Spatial patterns of fish assemblages in the Pearl River, China: environmental correlates
Shuai, Fangmin; Li, Xinhui; Chen, Fangchan; Li, Yuefei; Lek, Sovan
published: Mar 1, 2017

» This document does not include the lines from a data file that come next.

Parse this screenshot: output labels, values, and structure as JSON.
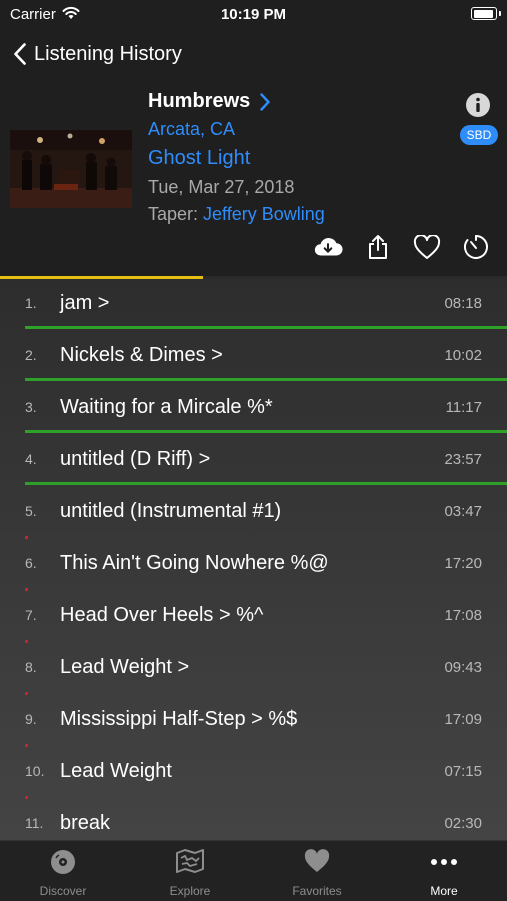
{
  "status_bar": {
    "carrier": "Carrier",
    "time": "10:19 PM"
  },
  "nav": {
    "back_label": "Listening History"
  },
  "show": {
    "band": "Humbrews",
    "location": "Arcata, CA",
    "venue": "Ghost Light",
    "date": "Tue, Mar 27, 2018",
    "taper_label": "Taper:",
    "taper_name": "Jeffery Bowling",
    "source_badge": "SBD",
    "artwork_icon": "band-photo",
    "info_icon": "info-icon"
  },
  "actions": [
    "download-icon",
    "share-icon",
    "heart-icon",
    "timer-icon"
  ],
  "show_progress": 0.4,
  "tracks": [
    {
      "number": "1.",
      "title": "jam >",
      "duration": "08:18",
      "progress": 1.0
    },
    {
      "number": "2.",
      "title": "Nickels & Dimes >",
      "duration": "10:02",
      "progress": 1.0
    },
    {
      "number": "3.",
      "title": "Waiting for a Mircale %*",
      "duration": "11:17",
      "progress": 1.0
    },
    {
      "number": "4.",
      "title": "untitled (D Riff) >",
      "duration": "23:57",
      "progress": 1.0
    },
    {
      "number": "5.",
      "title": "untitled (Instrumental #1)",
      "duration": "03:47",
      "progress": 0
    },
    {
      "number": "6.",
      "title": "This Ain't Going Nowhere %@",
      "duration": "17:20",
      "progress": 0
    },
    {
      "number": "7.",
      "title": "Head Over Heels > %^",
      "duration": "17:08",
      "progress": 0
    },
    {
      "number": "8.",
      "title": "Lead Weight >",
      "duration": "09:43",
      "progress": 0
    },
    {
      "number": "9.",
      "title": "Mississippi Half-Step > %$",
      "duration": "17:09",
      "progress": 0
    },
    {
      "number": "10.",
      "title": "Lead Weight",
      "duration": "07:15",
      "progress": 0
    },
    {
      "number": "11.",
      "title": "break",
      "duration": "02:30",
      "progress": 0
    }
  ],
  "tabs": [
    {
      "label": "Discover",
      "icon": "disc-icon",
      "active": false
    },
    {
      "label": "Explore",
      "icon": "map-icon",
      "active": false
    },
    {
      "label": "Favorites",
      "icon": "heart-icon",
      "active": false
    },
    {
      "label": "More",
      "icon": "ellipsis-icon",
      "active": true
    }
  ],
  "colors": {
    "accent": "#2f8dfb",
    "played": "#2fa02a",
    "show_progress": "#e5be12",
    "marker": "#c0282a",
    "background": "#2a2a2a",
    "header": "#1f1f1f"
  }
}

Knowledge of spatial variations of fish assemblages in rivers in south China is limited, despite its eco-logical importance. Relationships between fish assemblages and selected habitat features were examined in the Pearl River, the largest subtropical river in southern China. Altogether, 94 fish species, representing 17 families and 5 orders were sampled. The dominant fish family was Cyprinidae, accounting for 49 taxa. Non-metric multi-dimensional scaling was applied to the collected data and it was found that the spatial variation of upstream fish assemblages was significantly different from downstream. Both water quality and habitat climate were significantly related to assemblages. Redundancy analysis revealed that the spatial patterns of fish assemblages were mostly explained by river width, temperature, river discharge, transparency and precipitation. It was concluded that the spatial patterns of fish assemblages in the Pearl River are closely associated with local abiotic features. Understanding the mechanisms such as those outlined in this research paper is the basis of conservation of fish community diversity, which is a critical resource to a successful sustainable wild fishery in the Pearl River.